#### Task brief:
Your task is to count the lines of the entries below that include the word "server" and to give only the resulting number.

-=-=-=-=-

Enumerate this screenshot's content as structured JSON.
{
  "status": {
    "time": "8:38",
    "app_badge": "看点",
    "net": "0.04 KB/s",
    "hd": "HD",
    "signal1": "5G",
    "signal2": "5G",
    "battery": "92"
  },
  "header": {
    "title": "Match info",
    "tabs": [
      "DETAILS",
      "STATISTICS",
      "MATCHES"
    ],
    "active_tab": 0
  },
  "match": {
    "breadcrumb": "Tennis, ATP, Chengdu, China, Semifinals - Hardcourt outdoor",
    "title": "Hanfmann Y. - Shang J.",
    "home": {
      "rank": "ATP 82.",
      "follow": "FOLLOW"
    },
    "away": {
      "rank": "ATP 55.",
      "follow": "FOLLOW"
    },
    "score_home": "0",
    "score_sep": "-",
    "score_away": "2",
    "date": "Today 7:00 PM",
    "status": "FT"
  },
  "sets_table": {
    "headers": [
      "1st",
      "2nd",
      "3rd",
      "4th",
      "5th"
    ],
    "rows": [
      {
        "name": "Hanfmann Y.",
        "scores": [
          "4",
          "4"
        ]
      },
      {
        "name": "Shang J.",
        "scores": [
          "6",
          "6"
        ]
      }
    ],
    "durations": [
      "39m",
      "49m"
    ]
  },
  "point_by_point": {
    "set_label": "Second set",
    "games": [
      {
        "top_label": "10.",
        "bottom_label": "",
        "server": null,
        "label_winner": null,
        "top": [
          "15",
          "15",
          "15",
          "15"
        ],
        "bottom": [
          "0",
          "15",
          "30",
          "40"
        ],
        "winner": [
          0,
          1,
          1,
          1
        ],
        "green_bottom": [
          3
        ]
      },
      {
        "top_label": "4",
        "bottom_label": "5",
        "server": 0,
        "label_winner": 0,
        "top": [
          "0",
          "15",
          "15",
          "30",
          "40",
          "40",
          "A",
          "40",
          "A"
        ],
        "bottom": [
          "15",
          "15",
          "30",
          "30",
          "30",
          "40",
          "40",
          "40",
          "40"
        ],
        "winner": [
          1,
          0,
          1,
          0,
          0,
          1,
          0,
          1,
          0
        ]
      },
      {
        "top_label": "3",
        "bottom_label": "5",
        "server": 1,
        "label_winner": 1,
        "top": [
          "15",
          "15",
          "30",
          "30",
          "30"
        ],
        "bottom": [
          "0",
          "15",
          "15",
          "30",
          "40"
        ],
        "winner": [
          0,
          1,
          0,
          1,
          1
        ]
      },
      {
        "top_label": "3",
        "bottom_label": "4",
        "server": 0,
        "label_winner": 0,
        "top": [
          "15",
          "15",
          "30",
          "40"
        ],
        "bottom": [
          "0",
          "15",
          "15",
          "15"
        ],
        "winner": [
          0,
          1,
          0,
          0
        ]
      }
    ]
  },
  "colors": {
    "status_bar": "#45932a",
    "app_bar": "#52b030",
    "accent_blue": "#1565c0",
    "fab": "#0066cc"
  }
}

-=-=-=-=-

#### Output of the task:
4